“I was an associate pastor, which is very different from being a senior pastor,” she recalls. Hampton also had reservations because attendance had declined to around 30 people, and she didn’t want to be the one to spur a further loss.
“I had no experience — and I’m a woman,” she notes. Nevertheless, Hampton and her husband, Keith, prayed about and felt God’s approval. Still in a quandary over how to proceed, Hampton says one day deep in prayer she sensed the Holy Spirit asking her to examine how she mothered her two daughters, Talisha and Lexi.
She responded that she loved them unconditionally, tried to help them when they hurt, and provided for their needs.

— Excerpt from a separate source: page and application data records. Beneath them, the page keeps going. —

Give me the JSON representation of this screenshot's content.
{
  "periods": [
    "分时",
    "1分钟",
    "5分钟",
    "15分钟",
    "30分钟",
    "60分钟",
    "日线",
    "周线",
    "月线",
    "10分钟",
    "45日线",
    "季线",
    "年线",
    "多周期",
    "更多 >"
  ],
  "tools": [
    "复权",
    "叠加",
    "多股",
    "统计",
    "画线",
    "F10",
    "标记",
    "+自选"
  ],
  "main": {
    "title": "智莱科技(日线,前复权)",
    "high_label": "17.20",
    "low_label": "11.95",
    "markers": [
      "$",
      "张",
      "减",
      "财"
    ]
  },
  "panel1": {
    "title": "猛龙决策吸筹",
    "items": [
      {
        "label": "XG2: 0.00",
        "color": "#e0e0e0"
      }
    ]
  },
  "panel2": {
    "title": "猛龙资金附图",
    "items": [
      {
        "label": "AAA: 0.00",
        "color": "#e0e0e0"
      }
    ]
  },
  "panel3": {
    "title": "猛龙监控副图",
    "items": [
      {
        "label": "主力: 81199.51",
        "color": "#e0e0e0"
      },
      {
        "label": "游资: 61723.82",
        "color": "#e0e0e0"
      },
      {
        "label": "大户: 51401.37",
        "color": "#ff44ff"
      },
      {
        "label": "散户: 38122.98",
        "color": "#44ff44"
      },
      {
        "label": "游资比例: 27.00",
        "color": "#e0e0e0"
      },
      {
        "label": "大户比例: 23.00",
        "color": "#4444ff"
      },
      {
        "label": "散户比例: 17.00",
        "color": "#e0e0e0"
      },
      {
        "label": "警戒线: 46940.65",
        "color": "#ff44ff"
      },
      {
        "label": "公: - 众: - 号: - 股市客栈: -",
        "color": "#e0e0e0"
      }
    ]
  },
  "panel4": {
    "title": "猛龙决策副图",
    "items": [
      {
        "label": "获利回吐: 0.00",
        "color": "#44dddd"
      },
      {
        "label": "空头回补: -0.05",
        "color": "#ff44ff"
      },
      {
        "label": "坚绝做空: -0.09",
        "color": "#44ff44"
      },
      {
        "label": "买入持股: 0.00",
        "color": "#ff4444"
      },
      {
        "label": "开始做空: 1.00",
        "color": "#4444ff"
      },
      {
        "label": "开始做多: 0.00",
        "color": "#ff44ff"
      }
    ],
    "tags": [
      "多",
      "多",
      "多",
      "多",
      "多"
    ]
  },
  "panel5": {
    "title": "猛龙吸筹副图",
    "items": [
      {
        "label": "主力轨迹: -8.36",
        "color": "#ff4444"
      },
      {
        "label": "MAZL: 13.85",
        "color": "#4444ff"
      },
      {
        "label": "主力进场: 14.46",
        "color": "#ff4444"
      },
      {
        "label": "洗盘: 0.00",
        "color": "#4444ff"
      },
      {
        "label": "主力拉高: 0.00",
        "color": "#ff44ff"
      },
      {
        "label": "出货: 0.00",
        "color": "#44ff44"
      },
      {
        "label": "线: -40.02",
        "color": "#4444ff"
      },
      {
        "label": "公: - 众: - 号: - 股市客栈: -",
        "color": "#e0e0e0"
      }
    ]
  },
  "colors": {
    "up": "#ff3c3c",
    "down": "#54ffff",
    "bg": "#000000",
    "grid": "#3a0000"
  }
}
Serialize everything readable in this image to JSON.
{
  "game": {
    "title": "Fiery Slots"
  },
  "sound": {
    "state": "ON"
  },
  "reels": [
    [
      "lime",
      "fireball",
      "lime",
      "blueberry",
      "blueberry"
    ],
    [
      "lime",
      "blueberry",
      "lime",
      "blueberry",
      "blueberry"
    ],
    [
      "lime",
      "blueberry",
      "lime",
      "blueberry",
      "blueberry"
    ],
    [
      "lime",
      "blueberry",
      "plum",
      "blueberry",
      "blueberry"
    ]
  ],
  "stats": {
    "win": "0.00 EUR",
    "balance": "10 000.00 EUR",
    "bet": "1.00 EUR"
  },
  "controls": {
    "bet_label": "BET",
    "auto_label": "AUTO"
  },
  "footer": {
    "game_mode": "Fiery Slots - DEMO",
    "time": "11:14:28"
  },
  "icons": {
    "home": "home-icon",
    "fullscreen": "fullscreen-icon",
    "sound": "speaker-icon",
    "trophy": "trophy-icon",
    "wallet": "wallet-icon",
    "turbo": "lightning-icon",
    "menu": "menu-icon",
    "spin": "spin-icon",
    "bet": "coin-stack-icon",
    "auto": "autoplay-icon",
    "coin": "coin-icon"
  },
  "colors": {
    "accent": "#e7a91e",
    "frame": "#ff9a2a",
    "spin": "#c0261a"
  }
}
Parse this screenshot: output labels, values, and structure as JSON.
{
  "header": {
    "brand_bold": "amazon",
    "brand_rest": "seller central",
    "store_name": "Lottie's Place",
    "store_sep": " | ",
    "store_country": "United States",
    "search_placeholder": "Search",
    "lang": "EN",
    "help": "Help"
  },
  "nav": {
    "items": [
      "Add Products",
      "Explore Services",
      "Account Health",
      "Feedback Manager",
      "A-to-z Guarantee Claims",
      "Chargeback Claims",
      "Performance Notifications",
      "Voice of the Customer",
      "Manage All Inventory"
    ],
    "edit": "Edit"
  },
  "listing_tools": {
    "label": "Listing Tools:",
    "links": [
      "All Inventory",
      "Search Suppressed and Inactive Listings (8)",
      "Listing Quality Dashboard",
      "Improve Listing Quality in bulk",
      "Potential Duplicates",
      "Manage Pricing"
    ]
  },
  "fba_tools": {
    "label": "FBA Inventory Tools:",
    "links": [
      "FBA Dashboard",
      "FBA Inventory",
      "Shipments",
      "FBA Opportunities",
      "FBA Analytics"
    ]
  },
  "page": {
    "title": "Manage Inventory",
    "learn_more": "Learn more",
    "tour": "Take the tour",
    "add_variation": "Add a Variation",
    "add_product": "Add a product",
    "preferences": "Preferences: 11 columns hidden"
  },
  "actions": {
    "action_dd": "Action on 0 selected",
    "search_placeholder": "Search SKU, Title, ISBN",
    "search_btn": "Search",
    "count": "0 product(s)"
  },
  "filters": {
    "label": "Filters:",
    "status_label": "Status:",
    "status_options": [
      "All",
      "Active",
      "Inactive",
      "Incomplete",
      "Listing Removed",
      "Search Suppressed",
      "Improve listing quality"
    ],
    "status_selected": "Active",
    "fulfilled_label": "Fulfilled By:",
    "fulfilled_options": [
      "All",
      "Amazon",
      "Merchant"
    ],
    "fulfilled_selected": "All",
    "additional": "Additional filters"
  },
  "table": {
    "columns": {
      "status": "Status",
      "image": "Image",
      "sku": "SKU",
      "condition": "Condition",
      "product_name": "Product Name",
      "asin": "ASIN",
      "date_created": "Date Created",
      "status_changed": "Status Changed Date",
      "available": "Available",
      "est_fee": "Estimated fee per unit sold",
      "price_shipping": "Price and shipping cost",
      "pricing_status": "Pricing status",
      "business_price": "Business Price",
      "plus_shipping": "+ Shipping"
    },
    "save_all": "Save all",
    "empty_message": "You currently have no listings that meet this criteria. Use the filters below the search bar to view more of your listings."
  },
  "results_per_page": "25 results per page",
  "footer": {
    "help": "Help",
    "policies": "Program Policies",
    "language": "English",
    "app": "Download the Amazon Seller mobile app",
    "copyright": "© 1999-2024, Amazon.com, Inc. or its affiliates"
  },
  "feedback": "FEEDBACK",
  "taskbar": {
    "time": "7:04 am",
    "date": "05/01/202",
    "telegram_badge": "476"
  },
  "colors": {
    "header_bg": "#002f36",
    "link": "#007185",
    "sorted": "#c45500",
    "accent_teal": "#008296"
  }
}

“God clearly told me, That’s exactly how you pastor,” says Hampton. Subsequently, she agreed to seek the pastoral position and became River of Life senior pastor with a unanimous vote of confidence. Now, 13 years later, the church has grown to 400 in average attendance. River of Life in early 2017 completed a $2 million, 21,000-square-foot building that houses a 500-seat sanctuary. Keith helps with ministry, but his secular job is working at Marathon Petroleum.
Serving as senior pastor to a growing church, leading a prison ministry, and her role as a women’s presbyter kept Hampton busy. So did involvement in monthly community evangelism outreach, including prayer walking the entire city, running a food pantry, and leading Sunday night events that unite the community. She had a packed schedule. Kentucky Ministry Network Superintendent Joseph S. Girdler surprised Hampton with a request to become the Women’s Ministries director for the network.
“I thought, Oh no, I can’t do this. I already have too much on my plate,” says Hampton. Again, prayer led her to accept the invitation.
“I knew Krista was right for the role,” says Girdler. “She is Spirit-directed in everything she does. Because of that, the Lord has brought her favor. No matter what she does she brings great energy to it.”